Z.V. Magbanua, M. Arick, T. Buza, C.Y. Hsu, K.C. Showmaker, P. Chouvarine, P. Deng, D.G. Peterson and S. Lu (2014). Transcriptomic dissection of the rice – Burkholderia glumae interaction. BMC Genomics 15:755.
D. Paul , Z. Magbanua, M. Arick , T. French , S.M. Bridges , S.C. Burgess, M.L. Lawrence. (2014). Genome sequence of oleaginous yeast Rhodotorula glutinis ATCC 204091. Genome Announcements January/February 2014 2(1) e00046-14.
Z.V. Magbanua, P. Williams, D.S. Luthe (2013). The Maize Rachis Affects Aspergillus flavus Movement During Ear Development. Maydica 58, 182-188.
Z.V. Magbanua, S. Ozkan, B.D. Bartlett, P. Chouvarine, C.A. Saski, A. Liston, R.C. Cronn, C.D. Nelson, D.G. Peterson (2011). Adventures in the Enormous: A 1.8 Million Clone BAC Library for the 21.7 Gb Genome of Loblolly Pine. PLoS ONE 6(1): e16214.

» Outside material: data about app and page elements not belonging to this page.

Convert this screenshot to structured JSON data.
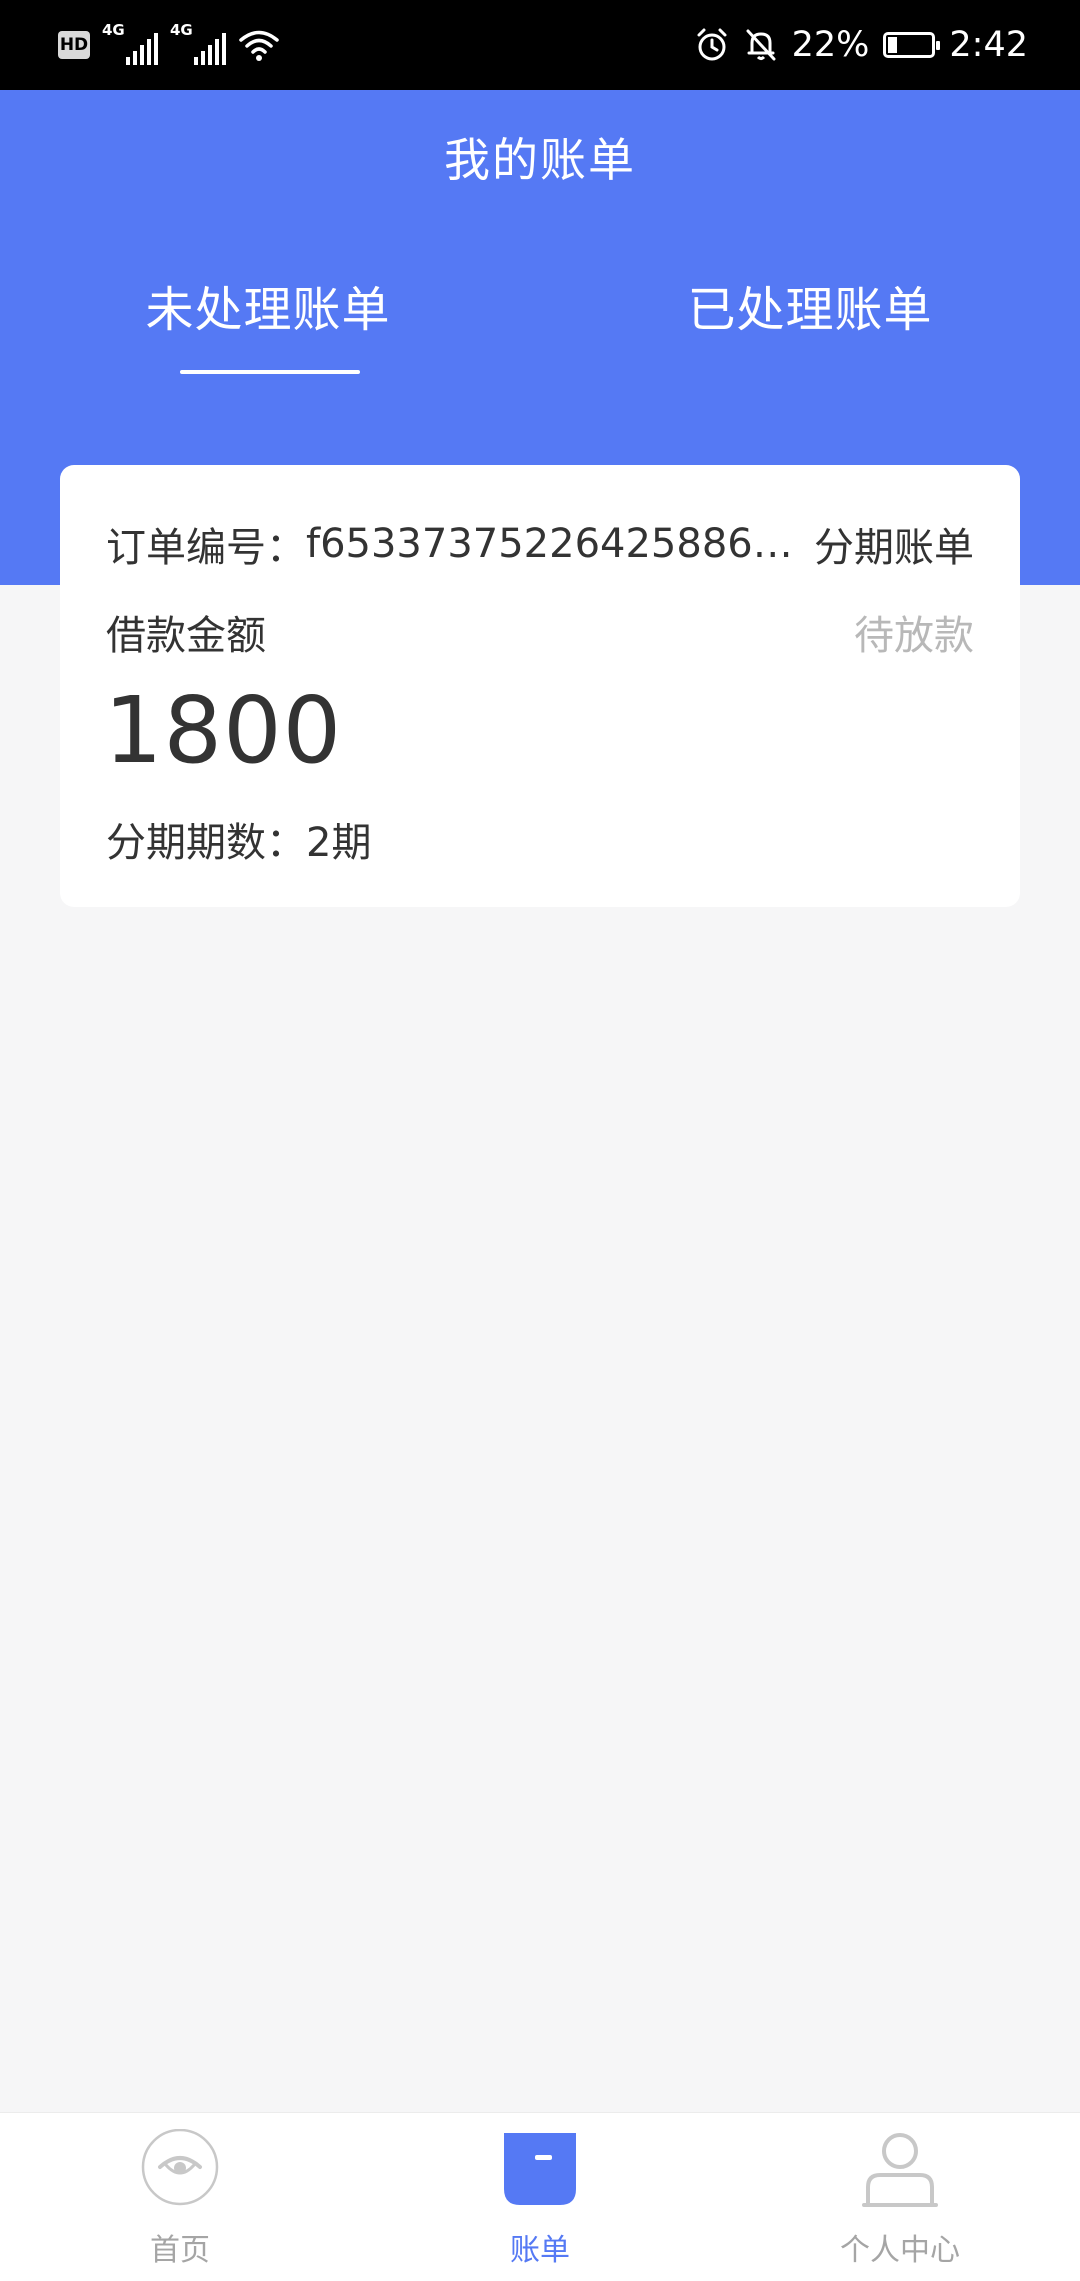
{
  "status_bar": {
    "hd": "HD",
    "signal1": "4G",
    "signal2": "4G",
    "battery_percent": "22%",
    "time": "2:42",
    "battery_level": 0.22,
    "icons": [
      "hd-icon",
      "signal-icon",
      "wifi-icon",
      "alarm-icon",
      "mute-icon",
      "battery-icon"
    ]
  },
  "header": {
    "title": "我的账单",
    "tabs": [
      {
        "label": "未处理账单",
        "active": true
      },
      {
        "label": "已处理账单",
        "active": false
      }
    ]
  },
  "bill_card": {
    "order_label": "订单编号：",
    "order_no": "f65337375226425886b…",
    "bill_type": "分期账单",
    "amount_label": "借款金额",
    "status": "待放款",
    "amount": "1800",
    "periods_label": "分期期数：",
    "periods_value": "2期"
  },
  "bottom_nav": {
    "items": [
      {
        "label": "首页",
        "icon": "home-eye-icon",
        "active": false
      },
      {
        "label": "账单",
        "icon": "bill-icon",
        "active": true
      },
      {
        "label": "个人中心",
        "icon": "user-icon",
        "active": false
      }
    ]
  },
  "colors": {
    "primary": "#5579f4",
    "background": "#f6f6f7",
    "muted": "#b8b8b8",
    "nav_inactive": "#a5a5a5"
  }
}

A.M. Morse, D.G. Peterson, M.N. Islam-Faridi, K.E. Smith, Z.V. Magbanua, S.A. Garcia, T.L. Kubisiak, H.V. Amerson, J.E. Carlson, C.D. Nelson, J.M. Davis (2009). Evolution of Genome Size and Complexity in Pinus. PLoS ONE 4, 1-11.

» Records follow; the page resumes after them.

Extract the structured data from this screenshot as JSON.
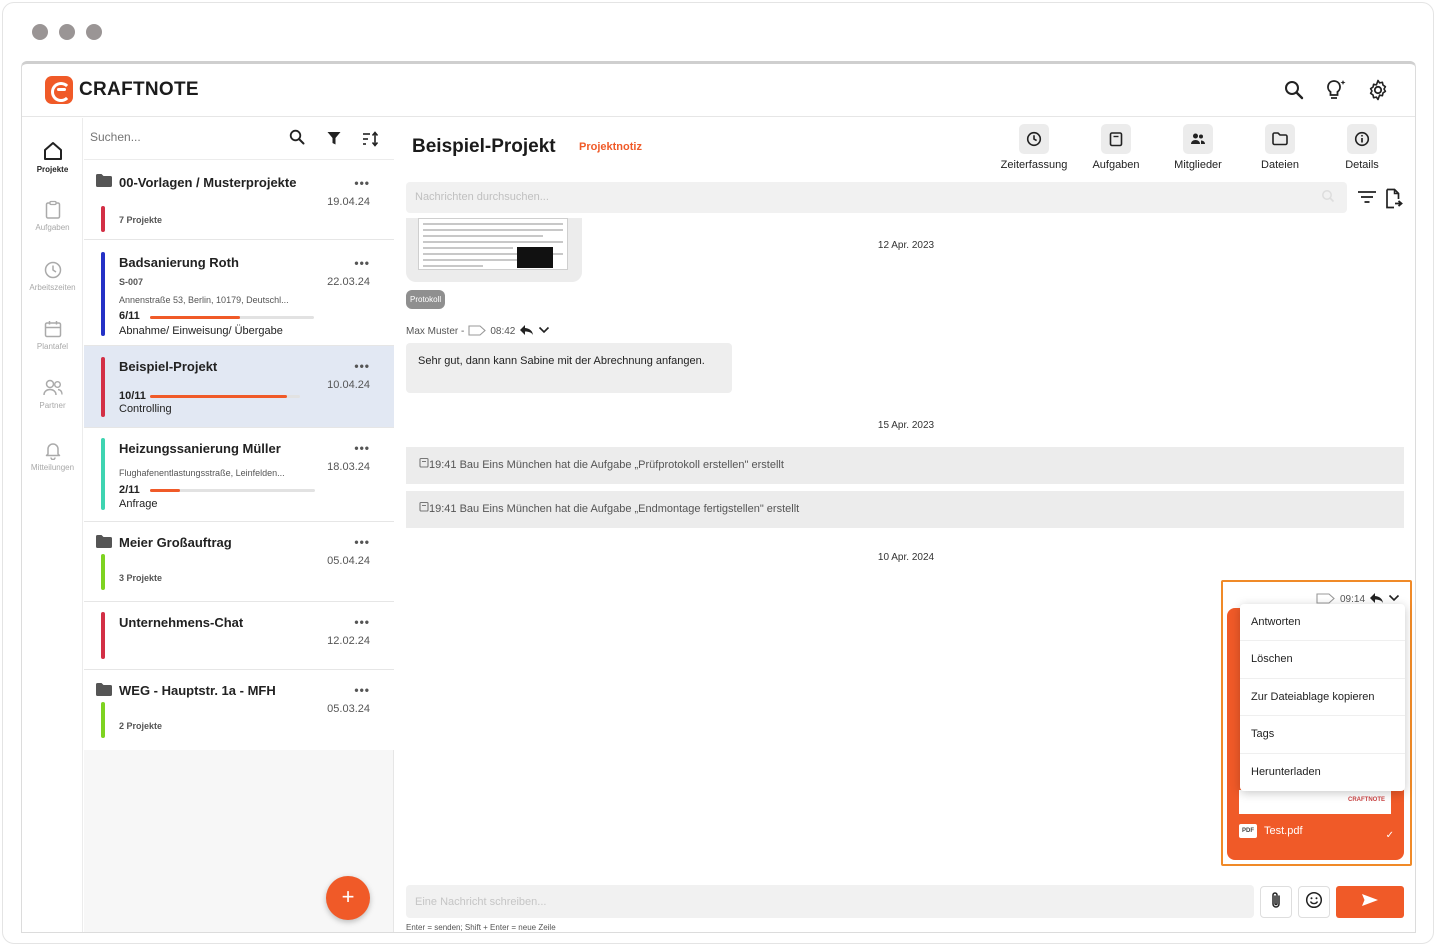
{
  "app": {
    "name": "CRAFTNOTE"
  },
  "colors": {
    "accent": "#f05a28",
    "selected": "#e2e8f3",
    "highlight_border": "#f08a28"
  },
  "top_icons": [
    "search-icon",
    "lightbulb-icon",
    "gear-icon"
  ],
  "rail": {
    "items": [
      {
        "label": "Projekte",
        "icon": "home-icon",
        "active": true
      },
      {
        "label": "Aufgaben",
        "icon": "clipboard-icon"
      },
      {
        "label": "Arbeitszeiten",
        "icon": "clock-icon"
      },
      {
        "label": "Plantafel",
        "icon": "calendar-icon"
      },
      {
        "label": "Partner",
        "icon": "people-icon"
      },
      {
        "label": "Mitteilungen",
        "icon": "bell-icon"
      }
    ]
  },
  "project_list": {
    "search_placeholder": "Suchen...",
    "items": [
      {
        "title": "00-Vorlagen / Musterprojekte",
        "date": "19.04.24",
        "sub": "7 Projekte",
        "color": "#d32f45"
      },
      {
        "title": "Badsanierung Roth",
        "date": "22.03.24",
        "sub": "S-007",
        "address": "Annenstraße 53, Berlin, 10179, Deutschl...",
        "progress": "6/11",
        "status": "Abnahme/ Einweisung/ Übergabe",
        "color": "#2431c6"
      },
      {
        "title": "Beispiel-Projekt",
        "date": "10.04.24",
        "progress": "10/11",
        "status": "Controlling",
        "color": "#d32f45"
      },
      {
        "title": "Heizungssanierung Müller",
        "date": "18.03.24",
        "address": "Flughafenentlastungsstraße, Leinfelden...",
        "progress": "2/11",
        "status": "Anfrage",
        "color": "#3ed4b1"
      },
      {
        "title": "Meier Großauftrag",
        "date": "05.04.24",
        "sub": "3 Projekte",
        "color": "#7ed321"
      },
      {
        "title": "Unternehmens-Chat",
        "date": "12.02.24",
        "color": "#d32f45"
      },
      {
        "title": "WEG - Hauptstr. 1a - MFH",
        "date": "05.03.24",
        "sub": "2 Projekte",
        "color": "#7ed321"
      }
    ],
    "progress_fractions": [
      0.55,
      0.91,
      0.18
    ],
    "dots": "•••",
    "fab_label": "+"
  },
  "project": {
    "title": "Beispiel-Projekt",
    "tag": "Projektnotiz",
    "tabs": [
      {
        "label": "Zeiterfassung",
        "icon": "clock-icon"
      },
      {
        "label": "Aufgaben",
        "icon": "clipboard-icon"
      },
      {
        "label": "Mitglieder",
        "icon": "people-icon"
      },
      {
        "label": "Dateien",
        "icon": "folder-icon"
      },
      {
        "label": "Details",
        "icon": "info-icon"
      }
    ],
    "search_placeholder": "Nachrichten durchsuchen..."
  },
  "feed": {
    "chip": "Protokoll",
    "date_1": "12 Apr. 2023",
    "msg_author": "Max Muster -",
    "msg_time": "08:42",
    "msg_text": "Sehr gut, dann kann Sabine mit der Abrechnung anfangen.",
    "date_2": "15 Apr. 2023",
    "sys_1": "19:41 Bau Eins München hat die Aufgabe „Prüfprotokoll erstellen\" erstellt",
    "sys_2": "19:41 Bau Eins München hat die Aufgabe „Endmontage fertigstellen\" erstellt",
    "date_3": "10 Apr. 2024",
    "own_time": "09:14",
    "own_file": "Test.pdf",
    "pdf_badge": "PDF",
    "mini_logo": "CRAFTNOTE",
    "check": "✓"
  },
  "context_menu": [
    "Antworten",
    "Löschen",
    "Zur Dateiablage kopieren",
    "Tags",
    "Herunterladen"
  ],
  "composer": {
    "placeholder": "Eine Nachricht schreiben...",
    "hint": "Enter = senden; Shift + Enter = neue Zeile"
  }
}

S. Saha, S. Bridges, Z.V. Magbanua, and D.G. Peterson (2008). Computational Approaches Used in Identification of Dispersed Repeat DNA Sequences. Tropical Plant Biology 1, 85-96.
S. Saha, S. Bridges, Z.V. Magbanua, and D.G. Peterson (2008). Empirical Comparison of Ab Initio Repeat Finding Program. Nucleic Acids Research 36, 2284-2294.

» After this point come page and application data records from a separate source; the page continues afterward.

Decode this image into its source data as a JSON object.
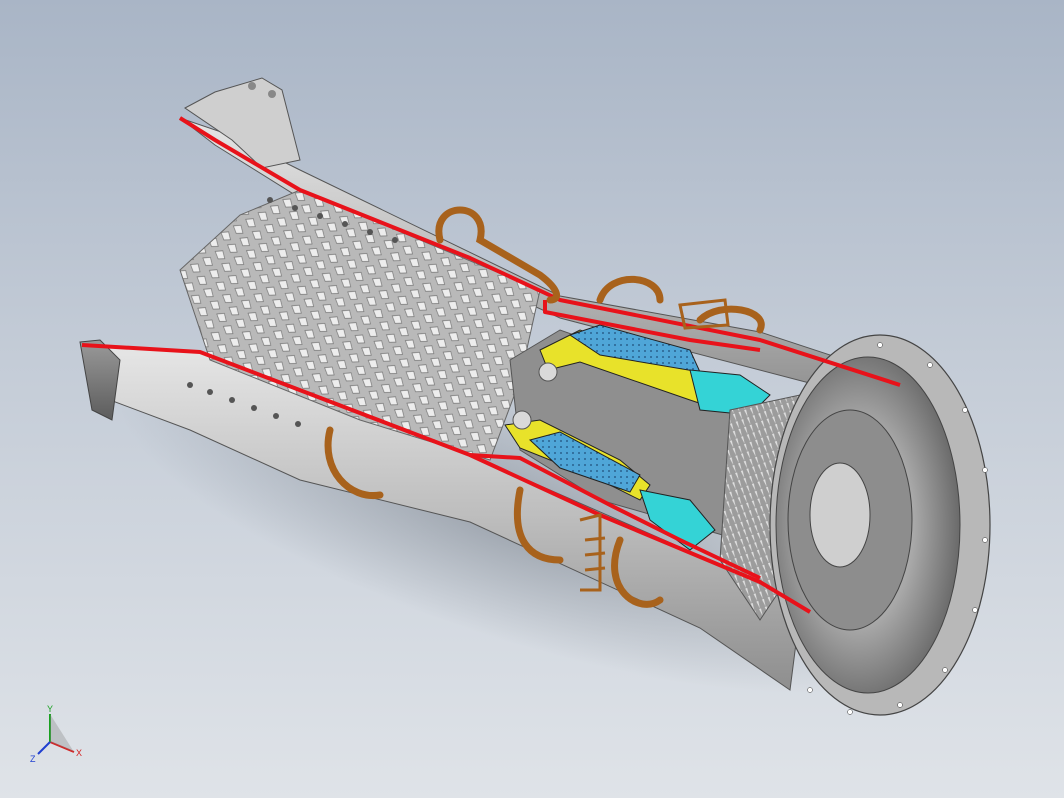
{
  "viewport": {
    "background_top": "#a9b5c6",
    "background_bottom": "#dfe3e8"
  },
  "model": {
    "section_color": "#e8121a",
    "casing_color": "#c8c8c8",
    "pipe_color": "#a8621c",
    "combustor_liner_color": "#e8e22a",
    "combustor_cooling_color": "#4fa6d8",
    "transition_duct_color": "#34d3d6"
  },
  "triad": {
    "x_label": "X",
    "y_label": "Y",
    "z_label": "Z",
    "x_color": "#d42020",
    "y_color": "#18a020",
    "z_color": "#2040d0"
  }
}
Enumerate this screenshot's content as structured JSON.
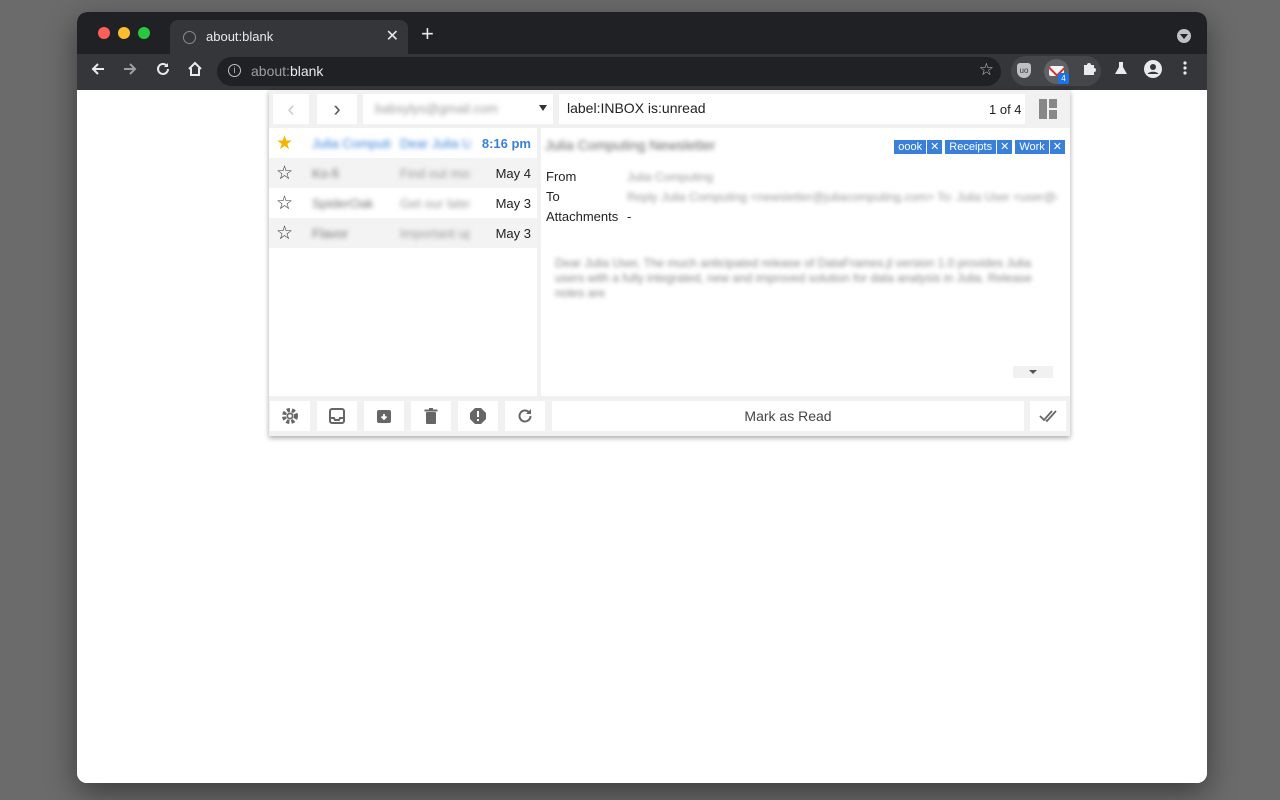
{
  "browser": {
    "tab_title": "about:blank",
    "tab_close": "✕",
    "new_tab": "+",
    "url_scheme": "about:",
    "url_rest": "blank",
    "extension_badge": "4"
  },
  "popup": {
    "account": "babsylys@gmail.com",
    "query": "label:INBOX is:unread",
    "counter": "1 of 4",
    "prev_label": "‹",
    "next_label": "›",
    "messages": [
      {
        "from": "Julia Computing",
        "snippet": "Dear Julia User",
        "date": "8:16 pm",
        "starred": true,
        "selected": true
      },
      {
        "from": "Ko-fi",
        "snippet": "Find out more",
        "date": "May 4",
        "starred": false,
        "selected": false
      },
      {
        "from": "SpiderOak",
        "snippet": "Get our latest",
        "date": "May 3",
        "starred": false,
        "selected": false
      },
      {
        "from": "Flavor",
        "snippet": "Important update",
        "date": "May 3",
        "starred": false,
        "selected": false
      }
    ],
    "preview": {
      "subject": "Julia Computing Newsletter",
      "labels": [
        "oook",
        "Receipts",
        "Work"
      ],
      "label_close": "✕",
      "from_label": "From",
      "from_value": "Julia Computing",
      "to_label": "To",
      "to_value": "Reply Julia Computing <newsletter@juliacomputing.com> To: Julia User <user@example.com>",
      "attachments_label": "Attachments",
      "attachments_value": "-",
      "body": "Dear Julia User, The much anticipated release of DataFrames.jl version 1.0 provides Julia users with a fully integrated, new and improved solution for data analysis in Julia. Release notes are"
    },
    "mark_read_label": "Mark as Read"
  },
  "colors": {
    "accent": "#1a73e8",
    "label_bg": "#3a80db",
    "star": "#f4b400",
    "selected_text": "#3a80db"
  }
}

Z.V. Magbanua, C. de Moraes, T.D. Brooks, W.P. Williams, and D.S. Luthe (2007). Is Catalase Activity One of the Factors Associated with Maize Resistance to Aspergillus flavus? Molecular Plant-Microbe Interactions 20, 697-706.
Z.V. Magbanua, H.D. Wilde, J.K. Roberts, K. Chowdhury, J. Abad, J.W. Moyer, H.Y. Wetzstein, and W.A. Parrott (2000). Field Resistance to Tomato Spotted Wilt Virus in Transgenic Peanut (Arachis hypogaea L.) Expressing an Antisense Nucleocapsid Gene Sequence. Molecular Breeding 6, 227-236.
E.L. Little, Z.V. Magbanua, and W.A. Parrot (2000). A Protocol for Repetitive Somatic Embryogenesis from Mature Epicotyls of Peanut. Plant Cell Reports 19, 351-357.
M. Gaire, Z.V. Magbanua, S. McDonnell, L. McNeil, D.H. Lovett, and L.M. Matrisian (1994). Structure and Expression of the Human Gene for the Matrix Metalloproteinase Matrilysin. Journal of Biological Chemistry 269, 2032–2040.
SRA SRP037537 BioProject: PRJNA236782; Activated sludge metagenome and metatranscriptome; submitted to the Short Read Archive (SRA) NCBI database.
SRA SRP015433 BioProject: PRJNA174463/ O. sativa – B. glumae Project (Transcriptomic study of rice expression and pathogenesis of Burkholderia glumae); submitted to the Sequence Read Archive (SRA) NCBI database
D. Paul, Z. Magbanua, T. Arick, P. Chouvarine, A. Cooksey, T. French, S.C. Burgess, and M.L. Lawrence. The Rhodotorula glutinis ATCC 204091 whole genome shotgun (WGS) project. Direct Submission. Accesion AEVR00000000.
D.G. Peterson, J. Dean, C.D. Nelson, R. Sederoff, Z.V. Magbanua, D. Rokshar, J. Schmutz and J. Grimwood. Advancing pine genomics through targeted and random BAC sequencing. DOE Joint Genome Institute/HudsonAlpha Genome Sequencing Center. Direct Submission (103 accessions).